July 2015 Debut of the Month Arthur Bean seems pretty sure of himself, in no doubt that he’s a brilliant writer with a life of prizes, fame and adulation ahead of him. At least that’s the image he projects in his written correspondence with teachers and schoolmates. The letters he sends to his imagined penfriend RJ (actually his Reading Journal) tell a very different story and reveal a lot more about what Arthur, who has recently lost his mother, is really feeling. His life, including attempts to win a story-writing competition, run-ins with teachers who don’t quite appreciate his take on homework assignments, crush on fellow writer Kennedy and surprise friendship with sworn enemy Robbie Zack, is all described through notes and emails from and to Arthur. They tell an appealing, original story and make for highly entertaining reading, funny and poignant too. ~ Andrea Reece
June 2018 Debut of the Month | This cool concept, genre-subverting page-turner sees a group of affluent teenagers enmesh themselves in the life and art of a hit new YA writer with shocking consequences, as their lives become her art.Mira is obsessed with Fatima Ro’s novel and jumps at the chance to meet the author in real life. Both she and her privileged peer group are totally smitten by her style and her ‘theory of human connection’ so they conspire to get closer to her. After a couple of contrived not-so-chance encounters (like their heroine, the friends are no strangers to the art of manipulation), Fatima announces, “I want you to be my people”, which sends them reeling with joy, but becoming “her people” has grave consequences…As we discover through the retrospectively-told narratives, stricken by writer’s block, Fatima turns to the lives of her new companions as a source of material. Looking back over the past months, Penny is adamant that she and her friends were cruelly used by Fatima. “She set us all up like pawns for a fall”, Penny accuses. “She wasn’t talented enough to think of her own story.” Penny’s view is given weight when she reveals the jaw-dropping source of Fatima’s famed theory of human connection. But, as the saying goes, there are two sides to every story and, in this case, Mira’s story sees her defend her heroine to the end. Razor-sharp on the cult of celebrity, this cuttingly compelling novel is also thought-provoking on manipulation, artistic responsibility and forgiveness. The smart, unconventional narrative devices and structure (multiple points of view, novel excerpts, interview snippets) make for an addictive read, and the twists uncoil with stabs of deadly venom.

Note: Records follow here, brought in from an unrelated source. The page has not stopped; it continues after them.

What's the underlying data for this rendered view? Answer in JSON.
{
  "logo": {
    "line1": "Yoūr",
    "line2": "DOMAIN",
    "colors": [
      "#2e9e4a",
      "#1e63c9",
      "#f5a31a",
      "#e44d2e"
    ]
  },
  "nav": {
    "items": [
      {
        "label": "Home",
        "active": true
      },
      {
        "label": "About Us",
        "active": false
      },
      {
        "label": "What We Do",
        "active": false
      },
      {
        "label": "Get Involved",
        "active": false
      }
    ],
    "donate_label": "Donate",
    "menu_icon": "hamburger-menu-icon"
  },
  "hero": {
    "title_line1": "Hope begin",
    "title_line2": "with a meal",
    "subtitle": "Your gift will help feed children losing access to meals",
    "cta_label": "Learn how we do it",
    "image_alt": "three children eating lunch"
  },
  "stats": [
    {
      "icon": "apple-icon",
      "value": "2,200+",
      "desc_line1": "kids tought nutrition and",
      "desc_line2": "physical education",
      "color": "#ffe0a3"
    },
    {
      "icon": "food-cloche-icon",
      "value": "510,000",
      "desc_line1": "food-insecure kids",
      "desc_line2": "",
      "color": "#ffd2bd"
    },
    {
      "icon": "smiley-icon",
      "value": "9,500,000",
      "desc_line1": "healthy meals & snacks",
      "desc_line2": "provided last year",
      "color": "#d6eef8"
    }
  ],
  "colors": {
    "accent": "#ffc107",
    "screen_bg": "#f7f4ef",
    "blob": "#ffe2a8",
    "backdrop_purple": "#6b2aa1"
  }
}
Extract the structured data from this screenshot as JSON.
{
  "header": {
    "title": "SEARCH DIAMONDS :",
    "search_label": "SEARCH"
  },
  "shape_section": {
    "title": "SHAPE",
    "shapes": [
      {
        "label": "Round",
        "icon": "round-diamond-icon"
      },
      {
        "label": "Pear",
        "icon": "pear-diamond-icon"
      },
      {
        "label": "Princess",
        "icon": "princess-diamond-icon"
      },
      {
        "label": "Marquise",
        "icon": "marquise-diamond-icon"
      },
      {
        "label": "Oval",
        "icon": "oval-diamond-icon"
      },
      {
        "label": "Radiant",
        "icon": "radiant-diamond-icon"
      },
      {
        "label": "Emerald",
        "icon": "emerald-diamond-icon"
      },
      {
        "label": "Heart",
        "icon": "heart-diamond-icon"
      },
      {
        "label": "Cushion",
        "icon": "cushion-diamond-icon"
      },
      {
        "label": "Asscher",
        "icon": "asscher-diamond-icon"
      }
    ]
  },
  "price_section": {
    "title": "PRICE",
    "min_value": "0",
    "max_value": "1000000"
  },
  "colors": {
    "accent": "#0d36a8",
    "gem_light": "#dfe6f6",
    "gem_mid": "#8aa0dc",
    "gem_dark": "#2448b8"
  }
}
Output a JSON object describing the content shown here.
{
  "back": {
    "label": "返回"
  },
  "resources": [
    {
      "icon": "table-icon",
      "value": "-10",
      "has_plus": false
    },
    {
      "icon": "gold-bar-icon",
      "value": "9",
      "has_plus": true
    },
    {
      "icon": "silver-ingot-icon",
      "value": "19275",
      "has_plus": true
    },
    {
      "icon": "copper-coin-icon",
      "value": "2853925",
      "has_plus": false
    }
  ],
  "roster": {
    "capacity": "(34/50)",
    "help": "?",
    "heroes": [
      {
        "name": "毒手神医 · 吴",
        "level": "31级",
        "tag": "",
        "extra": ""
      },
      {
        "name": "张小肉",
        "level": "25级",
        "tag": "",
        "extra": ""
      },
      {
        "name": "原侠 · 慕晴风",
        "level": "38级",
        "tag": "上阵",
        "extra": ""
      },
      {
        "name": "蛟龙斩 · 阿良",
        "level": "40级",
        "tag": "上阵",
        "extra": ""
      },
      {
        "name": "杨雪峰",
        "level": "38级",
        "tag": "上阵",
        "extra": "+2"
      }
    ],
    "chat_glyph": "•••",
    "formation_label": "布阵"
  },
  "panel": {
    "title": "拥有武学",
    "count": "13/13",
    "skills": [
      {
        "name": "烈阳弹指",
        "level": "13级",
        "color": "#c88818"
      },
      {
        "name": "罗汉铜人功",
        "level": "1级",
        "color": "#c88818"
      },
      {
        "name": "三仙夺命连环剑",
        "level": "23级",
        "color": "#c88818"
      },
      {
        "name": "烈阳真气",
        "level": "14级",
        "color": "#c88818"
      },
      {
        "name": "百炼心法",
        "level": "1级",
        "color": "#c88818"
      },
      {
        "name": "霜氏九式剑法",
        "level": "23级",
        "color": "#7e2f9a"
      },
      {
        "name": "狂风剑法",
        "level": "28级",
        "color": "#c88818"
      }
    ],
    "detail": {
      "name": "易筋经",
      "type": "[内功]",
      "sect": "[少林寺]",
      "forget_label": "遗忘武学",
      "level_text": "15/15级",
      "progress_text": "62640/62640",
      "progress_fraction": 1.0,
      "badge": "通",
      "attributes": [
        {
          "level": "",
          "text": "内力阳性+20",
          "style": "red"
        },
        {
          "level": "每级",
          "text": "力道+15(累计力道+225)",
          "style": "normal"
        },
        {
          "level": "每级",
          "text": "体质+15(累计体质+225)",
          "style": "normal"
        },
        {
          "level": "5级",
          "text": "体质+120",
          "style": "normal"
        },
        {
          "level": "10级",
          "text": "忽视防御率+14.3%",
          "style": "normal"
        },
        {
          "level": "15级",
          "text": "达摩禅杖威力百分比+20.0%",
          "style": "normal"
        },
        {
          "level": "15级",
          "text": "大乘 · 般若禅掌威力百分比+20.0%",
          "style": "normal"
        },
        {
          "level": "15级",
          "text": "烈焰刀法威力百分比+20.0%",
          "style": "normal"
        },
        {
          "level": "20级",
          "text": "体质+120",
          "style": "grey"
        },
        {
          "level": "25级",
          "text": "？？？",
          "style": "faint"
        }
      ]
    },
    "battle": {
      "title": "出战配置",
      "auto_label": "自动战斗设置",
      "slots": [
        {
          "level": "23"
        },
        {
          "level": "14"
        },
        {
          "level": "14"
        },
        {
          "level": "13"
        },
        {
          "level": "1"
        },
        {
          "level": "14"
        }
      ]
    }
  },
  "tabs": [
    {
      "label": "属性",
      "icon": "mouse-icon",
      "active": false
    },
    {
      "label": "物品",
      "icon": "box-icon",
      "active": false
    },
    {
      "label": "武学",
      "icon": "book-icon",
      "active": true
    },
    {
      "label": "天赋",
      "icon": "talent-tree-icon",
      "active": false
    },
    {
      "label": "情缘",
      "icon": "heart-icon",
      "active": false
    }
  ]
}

LoveReading's debuts are titles that have struck a real chord with us here by a debut author who we believe has a real future as a children's writer.
We can't guarantee to find authors of this calibre every month but our scouts are out sourcing the best as often as we can.